This does not mean lifting valid restrictions on individuals and bad actors, but it does mean finding a way to allow the country’s natural resources to be produced safely for the benefit of Syrians. Through the selective lifting of sanctions or the granting of specific waivers, international energy companies could return to parts of Syria and restore safe operations. This approach would require effective independent oversight and buy-in from local populations. Proper industry standards could be reintroduced, beginning to reverse the terrible environmental and health damage.

Moreover, the revenues generated from safe and legitimate oil production could be channeled into a humanitarian fund dedicated to meeting Syria’s critical needs, including healthcare, water, and education. This complex prospect faces numerous political challenges, but continued inaction is unacceptable, and the growing consequences are intolerable.

The United Nations’ humanitarian appeal for Syria for 2023 sought $5.4 billion but raised only a third of that. Compare this to the $15 billion estimated by Gulfsands, an independent energy company, that could be available annually for reinvestment if oil operations were returned to legitimate parties. This potential is currently being squandered and stolen.

It is time for the international community to implement a radical solution. Targeted sanctions relief with appropriate oversight must be explored to help end this human tragedy. By allowing Syria to harness its natural resources responsibly, we can address the humanitarian crisis, protect the environment, and restore hope to millions of Syrians.

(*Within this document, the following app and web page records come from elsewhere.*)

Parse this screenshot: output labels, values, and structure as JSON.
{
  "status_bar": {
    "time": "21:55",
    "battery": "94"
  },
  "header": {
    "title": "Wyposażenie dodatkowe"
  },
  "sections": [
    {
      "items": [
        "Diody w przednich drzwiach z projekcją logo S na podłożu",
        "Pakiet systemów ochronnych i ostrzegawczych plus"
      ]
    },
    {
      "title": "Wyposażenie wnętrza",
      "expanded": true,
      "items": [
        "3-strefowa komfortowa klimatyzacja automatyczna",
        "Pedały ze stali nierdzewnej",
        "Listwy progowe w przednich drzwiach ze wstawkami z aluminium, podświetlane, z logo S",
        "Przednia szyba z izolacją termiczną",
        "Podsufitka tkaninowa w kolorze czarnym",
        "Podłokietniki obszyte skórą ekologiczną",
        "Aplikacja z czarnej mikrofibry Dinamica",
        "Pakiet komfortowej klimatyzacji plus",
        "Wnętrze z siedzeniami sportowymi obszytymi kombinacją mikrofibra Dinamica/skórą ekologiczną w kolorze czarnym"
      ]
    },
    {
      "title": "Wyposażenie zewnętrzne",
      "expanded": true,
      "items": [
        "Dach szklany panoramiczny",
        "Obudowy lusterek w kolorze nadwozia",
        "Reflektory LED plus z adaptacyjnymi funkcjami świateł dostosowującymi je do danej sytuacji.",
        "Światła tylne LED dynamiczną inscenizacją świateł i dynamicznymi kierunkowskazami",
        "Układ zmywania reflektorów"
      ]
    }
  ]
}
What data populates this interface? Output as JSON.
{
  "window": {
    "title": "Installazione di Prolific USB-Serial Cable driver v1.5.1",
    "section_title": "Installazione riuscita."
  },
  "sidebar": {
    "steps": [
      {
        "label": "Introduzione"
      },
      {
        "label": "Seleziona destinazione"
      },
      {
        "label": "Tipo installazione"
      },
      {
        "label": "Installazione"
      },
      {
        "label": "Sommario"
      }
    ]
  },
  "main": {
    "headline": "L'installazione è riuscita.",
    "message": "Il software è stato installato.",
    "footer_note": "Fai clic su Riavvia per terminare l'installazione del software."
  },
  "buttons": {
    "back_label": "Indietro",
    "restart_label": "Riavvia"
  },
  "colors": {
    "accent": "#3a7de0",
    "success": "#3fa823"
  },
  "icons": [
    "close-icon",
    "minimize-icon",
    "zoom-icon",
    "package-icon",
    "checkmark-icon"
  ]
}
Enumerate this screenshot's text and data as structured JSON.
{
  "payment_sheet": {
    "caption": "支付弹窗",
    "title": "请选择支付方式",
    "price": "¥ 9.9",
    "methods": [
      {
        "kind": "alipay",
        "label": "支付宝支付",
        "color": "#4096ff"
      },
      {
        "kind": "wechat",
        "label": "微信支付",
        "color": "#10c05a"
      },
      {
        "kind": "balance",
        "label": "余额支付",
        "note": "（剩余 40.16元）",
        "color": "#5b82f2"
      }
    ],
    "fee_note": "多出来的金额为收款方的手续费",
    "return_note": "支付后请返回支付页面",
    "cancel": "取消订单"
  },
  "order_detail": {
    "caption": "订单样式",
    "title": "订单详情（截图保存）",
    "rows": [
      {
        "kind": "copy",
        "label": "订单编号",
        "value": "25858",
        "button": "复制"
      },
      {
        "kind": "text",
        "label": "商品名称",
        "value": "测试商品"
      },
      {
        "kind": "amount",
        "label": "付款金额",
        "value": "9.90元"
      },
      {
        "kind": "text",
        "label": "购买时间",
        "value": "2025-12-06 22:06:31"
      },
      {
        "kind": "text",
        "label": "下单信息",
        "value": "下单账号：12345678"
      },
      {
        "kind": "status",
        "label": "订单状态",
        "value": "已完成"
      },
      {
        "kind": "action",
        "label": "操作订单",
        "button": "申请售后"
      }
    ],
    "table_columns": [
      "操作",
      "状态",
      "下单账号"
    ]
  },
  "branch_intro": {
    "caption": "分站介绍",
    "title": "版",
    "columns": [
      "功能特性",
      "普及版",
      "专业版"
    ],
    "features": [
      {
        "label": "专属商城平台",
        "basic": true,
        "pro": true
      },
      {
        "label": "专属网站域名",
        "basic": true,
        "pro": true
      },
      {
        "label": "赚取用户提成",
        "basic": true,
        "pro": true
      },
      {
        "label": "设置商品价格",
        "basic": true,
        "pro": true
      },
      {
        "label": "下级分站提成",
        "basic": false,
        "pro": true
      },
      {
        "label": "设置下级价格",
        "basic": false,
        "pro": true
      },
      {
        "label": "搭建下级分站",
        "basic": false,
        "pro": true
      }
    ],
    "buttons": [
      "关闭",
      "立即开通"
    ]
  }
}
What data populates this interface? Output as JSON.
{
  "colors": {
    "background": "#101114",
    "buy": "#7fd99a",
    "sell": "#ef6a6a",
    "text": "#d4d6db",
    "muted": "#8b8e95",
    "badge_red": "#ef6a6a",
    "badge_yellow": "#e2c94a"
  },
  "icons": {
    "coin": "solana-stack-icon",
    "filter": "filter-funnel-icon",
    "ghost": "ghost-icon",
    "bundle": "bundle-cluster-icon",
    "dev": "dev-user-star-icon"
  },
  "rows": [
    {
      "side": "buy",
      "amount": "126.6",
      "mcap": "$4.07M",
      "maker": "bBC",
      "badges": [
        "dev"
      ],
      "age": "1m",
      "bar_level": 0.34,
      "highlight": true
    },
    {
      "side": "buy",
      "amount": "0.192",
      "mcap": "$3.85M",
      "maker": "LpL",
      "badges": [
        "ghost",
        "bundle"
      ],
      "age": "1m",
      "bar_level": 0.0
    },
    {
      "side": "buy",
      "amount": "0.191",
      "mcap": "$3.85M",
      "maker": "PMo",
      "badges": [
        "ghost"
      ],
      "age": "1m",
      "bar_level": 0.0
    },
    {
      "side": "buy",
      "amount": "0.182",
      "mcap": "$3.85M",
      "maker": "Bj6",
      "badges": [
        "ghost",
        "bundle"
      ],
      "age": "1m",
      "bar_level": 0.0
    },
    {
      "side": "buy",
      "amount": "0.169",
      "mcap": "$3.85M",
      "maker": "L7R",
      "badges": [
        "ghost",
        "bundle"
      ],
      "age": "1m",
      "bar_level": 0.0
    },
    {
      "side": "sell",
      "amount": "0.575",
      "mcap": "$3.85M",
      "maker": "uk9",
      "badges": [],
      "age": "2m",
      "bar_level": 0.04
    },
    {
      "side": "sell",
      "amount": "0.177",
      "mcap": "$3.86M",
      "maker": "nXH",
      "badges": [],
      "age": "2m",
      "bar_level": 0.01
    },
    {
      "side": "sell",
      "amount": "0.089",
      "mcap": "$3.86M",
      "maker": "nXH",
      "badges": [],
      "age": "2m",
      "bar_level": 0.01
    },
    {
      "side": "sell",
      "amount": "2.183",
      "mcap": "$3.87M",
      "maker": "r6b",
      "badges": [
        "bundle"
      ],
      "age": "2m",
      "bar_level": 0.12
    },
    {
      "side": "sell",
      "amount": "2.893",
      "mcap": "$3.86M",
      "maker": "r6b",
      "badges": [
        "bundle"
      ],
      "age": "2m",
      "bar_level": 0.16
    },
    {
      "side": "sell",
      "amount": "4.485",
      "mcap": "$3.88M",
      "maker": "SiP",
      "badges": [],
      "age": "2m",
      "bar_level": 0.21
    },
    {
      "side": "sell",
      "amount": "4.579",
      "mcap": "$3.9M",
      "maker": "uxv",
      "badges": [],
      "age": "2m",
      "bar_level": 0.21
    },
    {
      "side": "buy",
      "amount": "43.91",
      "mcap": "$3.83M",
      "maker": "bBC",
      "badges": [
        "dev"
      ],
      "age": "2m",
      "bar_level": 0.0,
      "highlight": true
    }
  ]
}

LEAVE A REPLY

Please enter your comment!
Please enter your name here